Mary Ann Adair was born in Alabama in 1822. The Adair family and the Mangum family were closely associated. Four of the Adairs married four of the Mangums, John and Mary Ann being the last of the couples to marry in 1841. A missionary by the name of James Richey (1821-1890) converted the two families and urged them to gather with the Saints, so they sold their belongings and moved to Nauvoo, Illinois. Almost immediately they were forced out of Nauvoo to Mt. Pisgah where they built a cabin to shelter the two families. Some family members lost thier lives at this time, but all was not sadness.

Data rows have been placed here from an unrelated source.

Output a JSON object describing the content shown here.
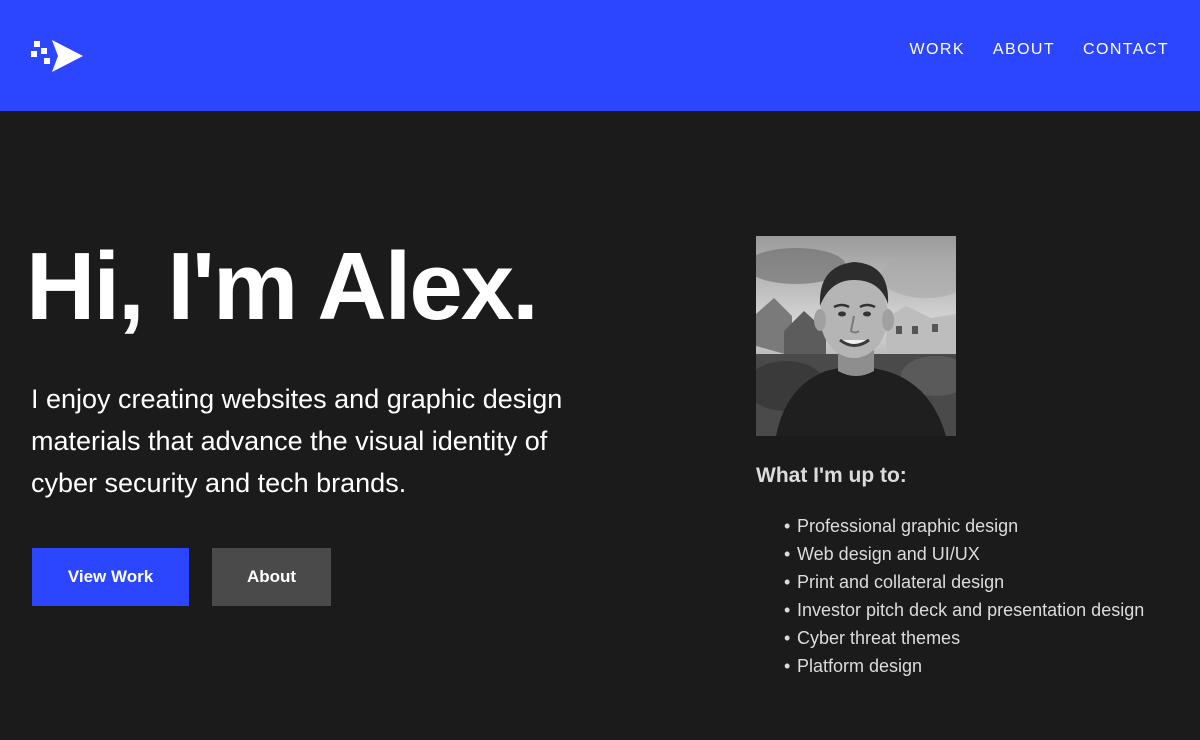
{
  "header": {
    "logo_icon": "pixel-arrow-logo-icon",
    "background_color": "#2c45ff",
    "nav": [
      {
        "label": "WORK"
      },
      {
        "label": "ABOUT"
      },
      {
        "label": "CONTACT"
      }
    ]
  },
  "hero": {
    "title": "Hi, I'm Alex.",
    "subtitle": "I enjoy creating websites and graphic design materials that advance the visual identity of cyber security and tech brands.",
    "buttons": {
      "primary_label": "View Work",
      "secondary_label": "About"
    }
  },
  "profile": {
    "photo_icon": "profile-photo",
    "photo_alt": "Portrait of Alex"
  },
  "upto": {
    "title": "What I'm up to:",
    "items": [
      "Professional graphic design",
      "Web design and UI/UX",
      "Print and collateral design",
      "Investor pitch deck and presentation design",
      "Cyber threat themes",
      "Platform design"
    ]
  },
  "colors": {
    "accent": "#2c45ff",
    "page_background": "#1b1b1b",
    "secondary_button": "#4a4a4a",
    "text": "#ffffff",
    "muted_text": "#dcdcdc"
  }
}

Daughter [should be sister-in-law] Lucinda married the missionary, James Richey, and he helped them with a team and wagon and provisions. However it was almost five years before they could come to the Salt Lake Valley, which they did in 1852. Mary Ann was set apart by Brigham Young as a midwife not long after reaching Utah. Mary Ann and John were among the first settlers in Payson, Nephi, Washington County, and Kanab, Utah. They later were sent to Alpine, Arizona to settle. While in St. George they helped with the growing of cotton. Mary Ann taught her children how to pick cotton seed out of the cotton balls. They spun and wove the cotton into cloth. John took a second wife, Ellen Bardsley, while in Payson, and Mary Hamblin, the adopted Indian daughter of Jacob Hamblin, became his third wife. John died in Bushvalley, (Alpine) Arizona in 1885. Mary Ann died at Georgetown, Kane, Utah in 1892.

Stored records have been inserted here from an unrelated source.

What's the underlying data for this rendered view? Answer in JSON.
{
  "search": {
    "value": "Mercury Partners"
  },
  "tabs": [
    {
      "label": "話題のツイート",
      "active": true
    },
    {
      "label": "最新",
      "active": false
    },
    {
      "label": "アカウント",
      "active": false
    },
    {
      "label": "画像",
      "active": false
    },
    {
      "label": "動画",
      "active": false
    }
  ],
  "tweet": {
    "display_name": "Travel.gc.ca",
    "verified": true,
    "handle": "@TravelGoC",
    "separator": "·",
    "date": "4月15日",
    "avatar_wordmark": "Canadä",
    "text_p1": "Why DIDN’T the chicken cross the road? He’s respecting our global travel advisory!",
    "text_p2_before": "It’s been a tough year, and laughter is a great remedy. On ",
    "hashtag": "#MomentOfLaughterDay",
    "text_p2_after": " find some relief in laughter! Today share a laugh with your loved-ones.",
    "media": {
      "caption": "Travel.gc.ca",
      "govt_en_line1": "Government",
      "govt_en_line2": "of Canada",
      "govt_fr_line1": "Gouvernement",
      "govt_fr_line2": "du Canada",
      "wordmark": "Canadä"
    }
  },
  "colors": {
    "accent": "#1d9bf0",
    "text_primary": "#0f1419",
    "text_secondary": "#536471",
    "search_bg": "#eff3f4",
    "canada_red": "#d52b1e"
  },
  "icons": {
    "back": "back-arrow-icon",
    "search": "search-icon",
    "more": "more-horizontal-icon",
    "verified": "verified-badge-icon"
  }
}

Mt Pisgah Memorial Marker

Children of John and Mary Adair Mangum on the memorial marker at Mt. Pisgah Cemetery on the Mormon Trail in Iowa: William Perry Mangum, b. 9 Oct 1841 in Itawamba Co., Mississippi, and d. 1847 at Mt. Pisgah. Lane [Laney] Ann Mangum, b. 6 Jan 1846 in Chicasaw County, Mississippi and d. 1847 at Mt. Pisgah.

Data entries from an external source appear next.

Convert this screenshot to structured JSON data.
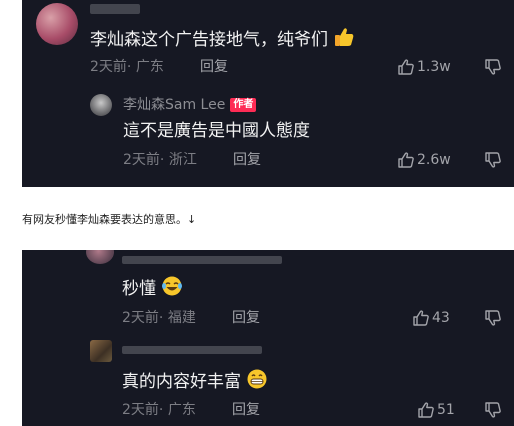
{
  "comments": [
    {
      "text": "李灿森这个广告接地气，纯爷们",
      "emoji": "thumbs-up-emoji",
      "time": "2天前",
      "location": "· 广东",
      "reply_label": "回复",
      "likes": "1.3w"
    },
    {
      "author": "李灿森Sam Lee",
      "author_tag": "作者",
      "text": "這不是廣告是中國人態度",
      "time": "2天前",
      "location": "· 浙江",
      "reply_label": "回复",
      "likes": "2.6w"
    }
  ],
  "caption": "有网友秒懂李灿森要表达的意思。↓",
  "comments_bottom": [
    {
      "text": "秒懂",
      "emoji": "laughing-tears-emoji",
      "time": "2天前",
      "location": "· 福建",
      "reply_label": "回复",
      "likes": "43"
    },
    {
      "text": "真的内容好丰富",
      "emoji": "grinning-emoji",
      "time": "2天前",
      "location": "· 广东",
      "reply_label": "回复",
      "likes": "51"
    }
  ],
  "colors": {
    "panel_bg": "#161823",
    "author_tag": "#fe2c55",
    "emoji_yellow": "#f7c62b"
  }
}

Offspring of Mary Ann Adair Mangum and John Mangum (1817-1881)
Name Birth Death Joined with
William Perry Mangum (1841-1929)
Rebecca Frances Mangum (1843-1928) 10 October 1843 Itawamba County, Mississippi 13 April 1928 Duncan, Greenlee County, Arizona Gabriel Reynolds Coley (1821-1864) Gabriel Reynolds Coley (1821-1864) James Mitchell Mangum (1820-1888)
Laney Ann Mangum (1846-1846) 6 January 1846 Chickasaw County, Mississippi November 1846 Mt. Pisgah, Union County, Iowa
Martha Elizabeth Mangum (1848-1848)
Joseph Eslem Mangum (1850-1922) 12 December 1850 Bonou, Pottawattamie County, Iowa, United States 7 December 1922 Bicknell, Wayne County, Utah, United States Mariah Lucinda Heath (1858-1931)
John Wesley Mangum (1852-1940)
Lucinda Mangum (1854-1938)
Cyrus Mangum (1856-1927)
Harvey Mangum (1856-1862)
Mary Abigail Mangum (1858-1933) 2 June 1858 Washington, Washington County, Utah, United States 28 March 1933 Eagar, Apache County, Arizona, United States William Dudley Hamblin (1856-1934)
Amy Caroline Mangum (1860-1879)
Julietta Mangum (1861-1866)
David Newton Mangum (1862-1948)
Sarah Ellen Mangum (1867-1947)



Footnotes (including sources)